Coconut Water: Is It Healthy?

by in Is It Healthy?, October 6, 2011
coconut water
Is this stuff worth the hype?

Everyone from celebrities and athletes to causal exercise enthusiasts is buzzing about the benefits of this “natural” alternative to sports drinks like Gatorade. Do the health claims about coconut water live up to the hype?

Yes?
Not to be confused with high-fat coconut milk made from pureed coconut flesh, coconut water is the clear liquid that comes from the inner chamber of immature coconuts. It’s low in calories (an 8 fluid ounce serving has about 42) and naturally contains numerous nutrients including important electrolytes like sodium, potassium, calcium and magnesium. Most labels of coconut water will also list vitamin C, but this is due to the addition of the preservative absorbic acid; coconut is not a natural source of the vitamin.

No?
There’s nothing about coconut water that is “bad for you,” per se, but when considering it as replacement for sports drinks, it leaves a bit to be desired. When you crunch the numbers, the calories and carbohydrate content (important for energy replacement during and after workouts) are equal with about 45 calories and 14 grams of carbs in 8 ounces. The biggest difference comes in the sodium and potassium content. Since these are the two primary electrolytes lost in sweat, it’s important to replace them. Since the loss of sodium outweighs potassium during exercise, you want a beverage with a higher sodium content – this is where coconut water falls short. In an 8-ounce serving of a sports drink you’ll get 110 milligrams of sodium and 30 milligrams of potassium. Coconut water comes in at 28 milligrams of sodium and 485 milligrams potassium. This high amount of potassium can also be problematic for folks with kidney and blood pressure conditions so some should consider that before drinking large quantities.

The Verdict
While coconut water is certainly not harmful, it lacks the nutrient composition that some heavy exercisers may need for proper electrolyte replacement. Its hefty potassium content should also be considered.

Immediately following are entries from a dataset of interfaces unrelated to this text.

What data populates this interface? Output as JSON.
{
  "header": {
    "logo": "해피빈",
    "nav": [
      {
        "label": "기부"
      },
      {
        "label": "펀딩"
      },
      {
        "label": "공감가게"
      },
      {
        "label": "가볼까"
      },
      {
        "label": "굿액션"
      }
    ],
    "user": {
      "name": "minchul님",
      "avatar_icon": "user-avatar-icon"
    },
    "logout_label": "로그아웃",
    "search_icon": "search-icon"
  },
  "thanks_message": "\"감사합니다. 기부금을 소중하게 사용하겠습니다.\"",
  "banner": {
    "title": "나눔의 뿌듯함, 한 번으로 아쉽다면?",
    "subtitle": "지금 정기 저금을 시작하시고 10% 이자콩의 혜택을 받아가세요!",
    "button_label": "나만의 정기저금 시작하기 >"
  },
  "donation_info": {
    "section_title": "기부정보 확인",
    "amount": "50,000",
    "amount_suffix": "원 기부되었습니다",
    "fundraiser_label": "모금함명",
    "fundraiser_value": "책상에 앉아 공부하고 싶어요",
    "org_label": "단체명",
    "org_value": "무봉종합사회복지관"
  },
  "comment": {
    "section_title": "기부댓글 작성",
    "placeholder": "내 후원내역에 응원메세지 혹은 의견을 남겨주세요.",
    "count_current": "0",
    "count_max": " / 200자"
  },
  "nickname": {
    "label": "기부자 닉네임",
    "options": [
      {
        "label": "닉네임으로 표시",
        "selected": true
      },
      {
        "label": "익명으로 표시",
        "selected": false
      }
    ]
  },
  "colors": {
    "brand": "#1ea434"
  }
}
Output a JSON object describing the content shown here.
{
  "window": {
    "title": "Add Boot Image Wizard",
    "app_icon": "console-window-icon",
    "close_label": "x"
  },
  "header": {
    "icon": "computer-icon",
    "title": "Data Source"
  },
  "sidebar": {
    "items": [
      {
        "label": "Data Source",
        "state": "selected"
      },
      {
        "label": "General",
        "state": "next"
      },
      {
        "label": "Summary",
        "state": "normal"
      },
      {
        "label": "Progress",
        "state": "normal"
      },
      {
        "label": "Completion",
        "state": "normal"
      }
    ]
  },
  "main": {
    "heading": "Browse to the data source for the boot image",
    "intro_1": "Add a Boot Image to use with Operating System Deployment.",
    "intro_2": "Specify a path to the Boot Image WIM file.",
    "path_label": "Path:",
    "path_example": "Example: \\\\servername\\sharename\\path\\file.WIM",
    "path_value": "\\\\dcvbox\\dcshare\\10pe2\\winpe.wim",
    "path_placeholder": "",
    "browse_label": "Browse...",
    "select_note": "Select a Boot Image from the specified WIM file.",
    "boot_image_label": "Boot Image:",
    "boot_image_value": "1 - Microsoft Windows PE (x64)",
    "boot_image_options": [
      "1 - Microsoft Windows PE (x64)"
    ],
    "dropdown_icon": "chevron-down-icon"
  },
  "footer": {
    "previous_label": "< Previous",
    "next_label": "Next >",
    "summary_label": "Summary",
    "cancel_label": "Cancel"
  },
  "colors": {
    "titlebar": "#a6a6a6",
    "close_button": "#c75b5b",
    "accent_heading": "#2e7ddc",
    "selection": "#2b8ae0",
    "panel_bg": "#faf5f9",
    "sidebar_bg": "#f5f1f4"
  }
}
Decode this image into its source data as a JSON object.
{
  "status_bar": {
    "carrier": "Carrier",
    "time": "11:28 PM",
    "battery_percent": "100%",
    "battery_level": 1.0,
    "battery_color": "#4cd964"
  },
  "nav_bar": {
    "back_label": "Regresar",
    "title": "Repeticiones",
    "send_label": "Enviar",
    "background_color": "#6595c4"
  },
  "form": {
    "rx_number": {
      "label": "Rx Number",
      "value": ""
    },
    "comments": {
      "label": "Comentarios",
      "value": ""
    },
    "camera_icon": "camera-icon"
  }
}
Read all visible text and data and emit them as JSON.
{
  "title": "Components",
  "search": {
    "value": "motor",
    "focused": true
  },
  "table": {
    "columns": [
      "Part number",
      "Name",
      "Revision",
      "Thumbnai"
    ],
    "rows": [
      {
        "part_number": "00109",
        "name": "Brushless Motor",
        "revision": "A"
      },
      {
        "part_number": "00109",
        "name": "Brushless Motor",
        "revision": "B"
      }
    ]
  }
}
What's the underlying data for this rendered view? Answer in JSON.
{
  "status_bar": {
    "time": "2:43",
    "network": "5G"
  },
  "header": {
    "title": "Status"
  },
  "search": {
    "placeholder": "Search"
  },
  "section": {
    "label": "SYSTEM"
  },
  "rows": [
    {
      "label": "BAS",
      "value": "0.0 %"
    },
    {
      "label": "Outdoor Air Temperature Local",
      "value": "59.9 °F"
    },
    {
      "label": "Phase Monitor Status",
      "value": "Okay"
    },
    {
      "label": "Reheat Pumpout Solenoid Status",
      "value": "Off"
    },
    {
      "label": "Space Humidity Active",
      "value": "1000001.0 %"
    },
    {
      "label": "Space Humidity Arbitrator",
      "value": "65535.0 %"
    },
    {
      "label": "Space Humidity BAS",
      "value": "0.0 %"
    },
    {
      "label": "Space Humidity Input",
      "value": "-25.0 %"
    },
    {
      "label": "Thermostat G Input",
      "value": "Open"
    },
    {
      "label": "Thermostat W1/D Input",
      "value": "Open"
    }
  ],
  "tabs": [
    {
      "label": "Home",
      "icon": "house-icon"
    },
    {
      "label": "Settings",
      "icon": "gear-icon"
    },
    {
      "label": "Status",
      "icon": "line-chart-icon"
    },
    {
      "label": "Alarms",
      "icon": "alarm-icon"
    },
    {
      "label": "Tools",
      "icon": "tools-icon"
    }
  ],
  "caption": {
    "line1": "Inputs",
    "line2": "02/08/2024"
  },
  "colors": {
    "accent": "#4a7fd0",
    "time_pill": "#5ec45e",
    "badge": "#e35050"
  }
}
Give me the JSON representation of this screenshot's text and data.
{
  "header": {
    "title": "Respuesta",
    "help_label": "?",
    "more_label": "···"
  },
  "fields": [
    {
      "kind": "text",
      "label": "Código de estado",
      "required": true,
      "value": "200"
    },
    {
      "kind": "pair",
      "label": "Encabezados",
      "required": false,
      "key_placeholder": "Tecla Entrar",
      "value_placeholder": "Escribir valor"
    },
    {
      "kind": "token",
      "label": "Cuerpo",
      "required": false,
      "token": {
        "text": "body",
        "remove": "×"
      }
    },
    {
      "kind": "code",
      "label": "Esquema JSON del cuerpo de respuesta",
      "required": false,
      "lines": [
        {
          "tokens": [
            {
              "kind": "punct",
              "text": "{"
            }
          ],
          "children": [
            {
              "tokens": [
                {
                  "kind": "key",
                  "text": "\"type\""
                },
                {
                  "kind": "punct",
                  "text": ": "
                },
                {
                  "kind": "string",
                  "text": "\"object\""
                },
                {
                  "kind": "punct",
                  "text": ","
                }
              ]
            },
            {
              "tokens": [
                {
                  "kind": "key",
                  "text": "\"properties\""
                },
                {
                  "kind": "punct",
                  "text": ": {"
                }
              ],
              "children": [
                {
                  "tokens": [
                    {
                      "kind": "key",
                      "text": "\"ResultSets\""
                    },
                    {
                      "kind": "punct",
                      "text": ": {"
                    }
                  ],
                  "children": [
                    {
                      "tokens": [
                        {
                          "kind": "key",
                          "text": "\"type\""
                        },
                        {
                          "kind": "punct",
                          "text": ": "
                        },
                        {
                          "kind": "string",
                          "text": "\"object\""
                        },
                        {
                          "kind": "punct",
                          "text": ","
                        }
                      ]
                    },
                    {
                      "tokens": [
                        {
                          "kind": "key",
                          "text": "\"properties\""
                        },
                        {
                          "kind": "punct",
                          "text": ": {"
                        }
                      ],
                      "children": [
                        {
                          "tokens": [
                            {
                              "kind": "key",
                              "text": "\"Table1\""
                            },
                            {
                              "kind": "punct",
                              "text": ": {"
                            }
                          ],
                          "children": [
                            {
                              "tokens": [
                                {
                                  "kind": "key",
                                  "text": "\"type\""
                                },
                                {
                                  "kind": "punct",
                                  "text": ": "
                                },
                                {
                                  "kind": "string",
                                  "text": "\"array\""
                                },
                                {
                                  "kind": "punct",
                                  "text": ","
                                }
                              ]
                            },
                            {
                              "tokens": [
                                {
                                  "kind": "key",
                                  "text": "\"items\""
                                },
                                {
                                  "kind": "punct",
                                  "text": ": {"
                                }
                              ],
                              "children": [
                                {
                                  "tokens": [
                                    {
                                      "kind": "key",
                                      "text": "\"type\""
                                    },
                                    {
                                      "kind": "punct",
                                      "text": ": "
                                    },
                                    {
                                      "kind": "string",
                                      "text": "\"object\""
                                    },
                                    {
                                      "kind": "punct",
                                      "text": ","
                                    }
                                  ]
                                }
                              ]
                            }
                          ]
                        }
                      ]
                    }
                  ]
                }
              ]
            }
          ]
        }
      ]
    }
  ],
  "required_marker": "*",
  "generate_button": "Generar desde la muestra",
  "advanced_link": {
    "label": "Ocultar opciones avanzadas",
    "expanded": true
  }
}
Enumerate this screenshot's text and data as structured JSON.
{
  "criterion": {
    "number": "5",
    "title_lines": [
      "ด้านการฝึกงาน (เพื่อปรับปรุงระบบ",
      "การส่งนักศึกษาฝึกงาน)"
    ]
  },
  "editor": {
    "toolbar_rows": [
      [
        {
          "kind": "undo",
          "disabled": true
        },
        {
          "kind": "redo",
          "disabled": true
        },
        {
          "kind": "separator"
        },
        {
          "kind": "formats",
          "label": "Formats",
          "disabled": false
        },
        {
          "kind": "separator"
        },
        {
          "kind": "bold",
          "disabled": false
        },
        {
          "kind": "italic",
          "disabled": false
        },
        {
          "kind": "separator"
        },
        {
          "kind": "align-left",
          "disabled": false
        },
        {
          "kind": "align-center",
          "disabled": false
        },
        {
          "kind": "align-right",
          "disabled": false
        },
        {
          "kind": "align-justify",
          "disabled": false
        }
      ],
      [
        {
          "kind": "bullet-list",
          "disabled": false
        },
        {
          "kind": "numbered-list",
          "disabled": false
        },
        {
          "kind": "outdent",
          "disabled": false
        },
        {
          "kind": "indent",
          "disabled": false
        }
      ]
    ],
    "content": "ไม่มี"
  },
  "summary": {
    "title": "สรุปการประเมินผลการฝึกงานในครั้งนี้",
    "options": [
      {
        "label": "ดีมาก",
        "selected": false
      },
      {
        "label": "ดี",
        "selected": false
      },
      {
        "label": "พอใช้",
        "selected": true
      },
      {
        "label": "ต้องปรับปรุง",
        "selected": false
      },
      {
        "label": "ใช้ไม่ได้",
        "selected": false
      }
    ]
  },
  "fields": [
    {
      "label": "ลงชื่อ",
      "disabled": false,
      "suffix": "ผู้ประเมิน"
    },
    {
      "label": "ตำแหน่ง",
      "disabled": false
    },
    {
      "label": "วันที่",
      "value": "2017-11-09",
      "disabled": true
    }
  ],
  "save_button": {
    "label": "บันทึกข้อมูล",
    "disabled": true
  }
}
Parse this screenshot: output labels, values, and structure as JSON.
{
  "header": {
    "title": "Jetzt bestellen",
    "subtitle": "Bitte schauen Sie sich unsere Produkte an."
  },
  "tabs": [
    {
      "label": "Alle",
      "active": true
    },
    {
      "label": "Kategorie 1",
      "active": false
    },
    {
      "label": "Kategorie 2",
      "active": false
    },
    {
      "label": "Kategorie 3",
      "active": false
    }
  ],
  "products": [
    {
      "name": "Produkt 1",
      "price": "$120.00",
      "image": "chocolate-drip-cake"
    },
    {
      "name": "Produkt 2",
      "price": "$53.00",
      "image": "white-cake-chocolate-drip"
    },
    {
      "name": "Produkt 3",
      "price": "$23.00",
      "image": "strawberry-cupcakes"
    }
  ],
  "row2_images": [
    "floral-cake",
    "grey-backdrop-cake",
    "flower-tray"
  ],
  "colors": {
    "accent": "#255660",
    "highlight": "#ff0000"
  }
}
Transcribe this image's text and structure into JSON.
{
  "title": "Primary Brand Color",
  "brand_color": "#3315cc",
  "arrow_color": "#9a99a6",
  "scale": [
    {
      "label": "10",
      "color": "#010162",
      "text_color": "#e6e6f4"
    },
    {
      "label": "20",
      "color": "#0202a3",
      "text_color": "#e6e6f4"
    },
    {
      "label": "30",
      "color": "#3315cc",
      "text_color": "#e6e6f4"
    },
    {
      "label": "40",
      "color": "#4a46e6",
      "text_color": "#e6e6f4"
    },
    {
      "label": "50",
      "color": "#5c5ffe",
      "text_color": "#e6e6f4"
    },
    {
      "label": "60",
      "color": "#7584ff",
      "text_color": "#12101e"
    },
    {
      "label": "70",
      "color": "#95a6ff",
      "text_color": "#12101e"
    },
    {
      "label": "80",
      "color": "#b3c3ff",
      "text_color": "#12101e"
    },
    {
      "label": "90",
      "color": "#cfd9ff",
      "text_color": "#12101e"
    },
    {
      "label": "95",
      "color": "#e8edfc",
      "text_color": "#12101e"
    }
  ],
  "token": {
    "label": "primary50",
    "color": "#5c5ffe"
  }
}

Tell Us: Do you choose coconut water over sports drinks?

Dana Angelo White, MS, RD, ATC, is a registered dietitian, certified athletic trainer and owner of Dana White Nutrition, Inc., which specializes in culinary and sports nutrition. See Dana’s full bio »

You Might Also Like:

Similar Posts

Cheese: Is It Healthy?

Does this dairy delight have a place in your healthy eating plan? Although cheese has gotten bad press for being high in artery-clogging fat, choosing...

Comments (1,498)

  1. Woman of Alien…

    Excellent do the job you’ve performed, this web site is admittedly neat with fantastic info. Time is God’s technique for trying to keep every thing from taking place without delay….

  2. Always Finding Great Stuff Online…

    […]Found This Interesting[…]……

  3. Visitor recommendations…

    […]one of our visitors recently recommended the following website[…]……

  4. Online Article……

    […]The information mentioned in the article are some of the best available […]……

  5. Another Day – Some More Tips…

    […]This Also Relates[…]……

  6. Thorn of Girl…

    Very good info might be uncovered on this net web site….

  7. Visitor recommendations…

    […]one of our visitors recently recommended the following website[…]……

  8. Websites you should visit…

    […]below you’ll find the link to some sites that we think you should visit[…]……

  9. Woman of Alien…

    Great function you might have finished, this page is basically interesting with fantastic facts. Time is God’s technique for trying to keep almost everything from happening simultaneously….

  10. Souls in the Waves…

    Good Morning, I just stopped in to visit your internet site and imagined I would say I appreciated myself….

Leave a Reply

Your email address will not be published. Required fields are marked *

You may use these HTML tags and attributes: <a href="" title=""> <abbr title=""> <acronym title=""> <b> <blockquote cite=""> <cite> <code> <del datetime=""> <em> <i> <q cite=""> <strike> <strong>